    The grandiose Umayyad Mosque – also known as the Grand Mosque - is one of the most impressive buildings in Islamic architecture. Built by the Umayyad dynasty, it was completed in 715 after ten years of labour by 1000 workers. In this photograph, the mosque looms at the end of the maze of alleyways of Souq Hamidiyeh.

  • The birthplace of the alphabet

    The ancient polity of Ugarit was discovered at the archeological site known as Ras Shamra, located on Syria's coastal strip ten kilometres north of Latakia. The ancient polity was only discovered in 1928 when a local farmer accidently found it when ploughing.

  • Travel tip

    (SANA) – American Luxury Travel Magazine selected Syria and Damascus among the top 11 luxury destinations for 2011. According to the poll, trendy hotels and food are amongst the most attractive travel assets Syria offers to tourists. The photo depicts Al Pasha Hotel in old Damascus.

  • 48 hours in Damascus

    (Reuters Life!) - The ancient capital of Syria, in the words of Syrian film director Nabil al-Maleh, is one of the last cities on the planet where most problems are solved with a smile.

  • Twilight

    Seidnaya is an important Christian village north of Damascus with monasteries and Our Lady of Seidnaya Greek Orthodox convent. When the sun sets on the village, lights illuminate the buildings and the mountain.

  • Turkey asks Syria help to speed up restoration of Ottoman-era buildings

    (World Bulletin) Jan 14 - Suleymaniye complex is one of the most important of these historical sites going through restoration. Turkey's culture & tourism minister asked for support from Syrian prime minister to add momentum to restoration of historical Turkish buildings in Syria.

  • Spice world

    In the Old City of Damascus souq Al-Bzuhurieh offers a huge variety of herbs and spices coming from the Middle East and beyond. The spices are used to flavour food and prepare traditional medicaments.

  • Blue freshwater

    North-west Syria is known for its natural beauty. The lake of Balloran is an artificial basin created by a dam. With its deep blue colour set against the forested hills, it is a popular site with picnickers.

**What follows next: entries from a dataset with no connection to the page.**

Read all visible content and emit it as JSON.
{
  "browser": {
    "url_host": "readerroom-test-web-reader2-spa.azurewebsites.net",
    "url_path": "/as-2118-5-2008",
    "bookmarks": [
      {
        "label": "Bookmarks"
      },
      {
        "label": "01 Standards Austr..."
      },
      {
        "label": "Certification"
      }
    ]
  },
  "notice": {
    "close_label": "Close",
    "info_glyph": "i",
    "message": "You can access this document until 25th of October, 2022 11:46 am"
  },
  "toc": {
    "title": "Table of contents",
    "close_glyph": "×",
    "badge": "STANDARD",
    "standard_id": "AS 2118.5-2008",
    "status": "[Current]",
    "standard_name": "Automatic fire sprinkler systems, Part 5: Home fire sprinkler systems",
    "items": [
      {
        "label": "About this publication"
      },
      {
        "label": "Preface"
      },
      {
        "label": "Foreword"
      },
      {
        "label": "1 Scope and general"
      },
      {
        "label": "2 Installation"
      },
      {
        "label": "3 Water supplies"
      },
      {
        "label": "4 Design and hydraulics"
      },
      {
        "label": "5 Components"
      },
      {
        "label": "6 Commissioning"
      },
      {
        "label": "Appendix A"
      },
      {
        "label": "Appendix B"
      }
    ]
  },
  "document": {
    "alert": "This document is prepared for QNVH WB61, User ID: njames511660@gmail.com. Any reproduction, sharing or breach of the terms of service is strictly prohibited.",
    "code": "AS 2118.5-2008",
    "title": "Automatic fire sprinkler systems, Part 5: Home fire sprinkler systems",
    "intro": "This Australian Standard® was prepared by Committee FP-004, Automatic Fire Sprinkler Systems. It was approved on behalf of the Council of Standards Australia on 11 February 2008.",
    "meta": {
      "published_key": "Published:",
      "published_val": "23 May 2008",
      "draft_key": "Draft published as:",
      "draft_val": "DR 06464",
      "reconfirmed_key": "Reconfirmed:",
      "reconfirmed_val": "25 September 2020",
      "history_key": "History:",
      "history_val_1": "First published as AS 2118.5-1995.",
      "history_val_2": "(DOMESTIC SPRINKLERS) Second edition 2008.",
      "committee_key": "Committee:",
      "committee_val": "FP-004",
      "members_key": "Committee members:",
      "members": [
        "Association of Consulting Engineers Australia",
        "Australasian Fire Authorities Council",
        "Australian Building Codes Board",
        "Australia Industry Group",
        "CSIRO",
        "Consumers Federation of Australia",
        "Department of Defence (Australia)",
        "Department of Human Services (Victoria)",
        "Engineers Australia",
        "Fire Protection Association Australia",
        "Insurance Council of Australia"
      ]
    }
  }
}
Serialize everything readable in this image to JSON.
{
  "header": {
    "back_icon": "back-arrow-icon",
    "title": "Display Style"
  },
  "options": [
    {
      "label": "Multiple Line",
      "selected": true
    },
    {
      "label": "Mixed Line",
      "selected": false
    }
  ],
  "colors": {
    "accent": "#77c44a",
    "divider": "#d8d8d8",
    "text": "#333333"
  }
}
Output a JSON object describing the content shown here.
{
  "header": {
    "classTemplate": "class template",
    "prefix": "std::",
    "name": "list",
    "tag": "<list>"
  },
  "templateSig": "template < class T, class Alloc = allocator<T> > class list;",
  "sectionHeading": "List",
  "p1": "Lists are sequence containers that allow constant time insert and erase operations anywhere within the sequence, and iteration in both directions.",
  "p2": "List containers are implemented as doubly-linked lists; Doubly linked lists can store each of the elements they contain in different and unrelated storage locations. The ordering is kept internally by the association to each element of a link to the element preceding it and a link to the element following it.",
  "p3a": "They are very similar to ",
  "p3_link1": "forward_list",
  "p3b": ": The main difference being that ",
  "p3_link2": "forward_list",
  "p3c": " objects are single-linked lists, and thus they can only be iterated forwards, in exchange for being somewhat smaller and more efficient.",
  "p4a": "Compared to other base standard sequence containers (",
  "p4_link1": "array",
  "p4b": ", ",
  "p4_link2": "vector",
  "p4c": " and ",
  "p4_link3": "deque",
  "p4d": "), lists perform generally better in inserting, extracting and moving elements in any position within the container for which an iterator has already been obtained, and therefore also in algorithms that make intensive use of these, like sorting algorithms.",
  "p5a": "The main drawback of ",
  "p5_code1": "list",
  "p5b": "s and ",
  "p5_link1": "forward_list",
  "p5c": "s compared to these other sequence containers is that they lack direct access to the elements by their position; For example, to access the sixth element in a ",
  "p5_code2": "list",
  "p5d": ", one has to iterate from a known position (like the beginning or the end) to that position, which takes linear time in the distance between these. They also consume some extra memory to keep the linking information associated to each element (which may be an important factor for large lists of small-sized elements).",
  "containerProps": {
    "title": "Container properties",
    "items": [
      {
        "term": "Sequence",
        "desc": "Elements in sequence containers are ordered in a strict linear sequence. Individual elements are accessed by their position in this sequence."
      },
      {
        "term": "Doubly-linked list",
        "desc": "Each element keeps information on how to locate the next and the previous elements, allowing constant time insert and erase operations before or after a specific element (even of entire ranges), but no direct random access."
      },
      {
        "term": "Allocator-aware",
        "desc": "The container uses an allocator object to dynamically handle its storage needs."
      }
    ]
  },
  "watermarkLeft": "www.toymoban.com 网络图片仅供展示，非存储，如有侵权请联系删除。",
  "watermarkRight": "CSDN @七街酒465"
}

  • Mare Nostrum

    Latakia is both a busy port and a colourful Mediterranean city. Ruins testify to its past but the town now has a very modern vibe with hotels, shops, restaurants and tourist facilities, all focussed on the sea.

  • The biggest chair in the world

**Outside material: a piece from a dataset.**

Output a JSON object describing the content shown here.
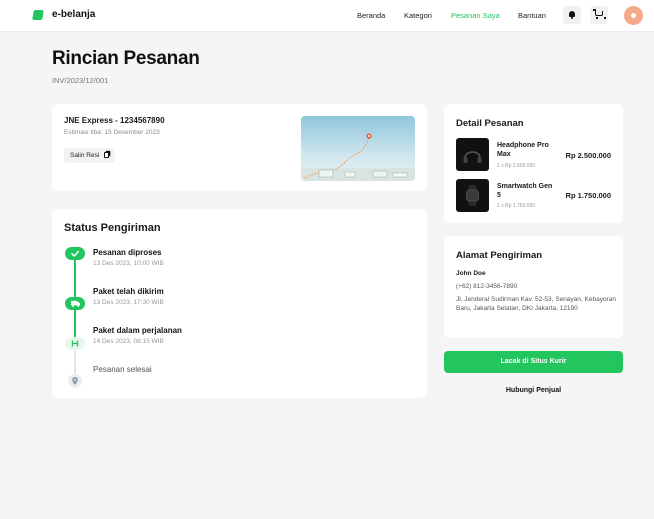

    Palmyra – A wooden chair, the biggest in the world, was made as part of  the 'National Forum for Art and Innovation…from Hasya to Palmyra'.  The sculpture was made by several Syrian sculptors in Hasya Industrial City, using more than 20 tons of industrial wood, 3 tons of industrial iron and 3 tons of stone.

  • Turning Show

     

    The Whirling Dervishes and their spectacular spinning dance attract audiences across the Middle East. The tradition stems from the “Sema” ceremony of the Mevlevis, a Sufi order from Turkey, in which adherents aim to reach religious ecstasy. The Mevlevis are one of the many brotherhoods of the Sufi tradition who are in a continual endeavour to get closer to God.

Artigianato tradizionale siriano

Una panoramica dell'artigianato tradizionale siriano, dal mosaico di legno, ai kilim, al vetro soffiato, agli zoccoli.

Foto Ibrahim Malla

Palmira: un'oasi di colonne

Situata circa 200 km a nordest di Damasco, Palmira e' un'oasi fertile nel cuore del deserto siriano. Questa posizione, a meta' tra Damasco e l'Iraq, il Golfo Persico e il Mediterraneo, l'ha resa uno dei piu' fiorenti centri carovanieri del mondo antico.

Foto Ibrahim Malla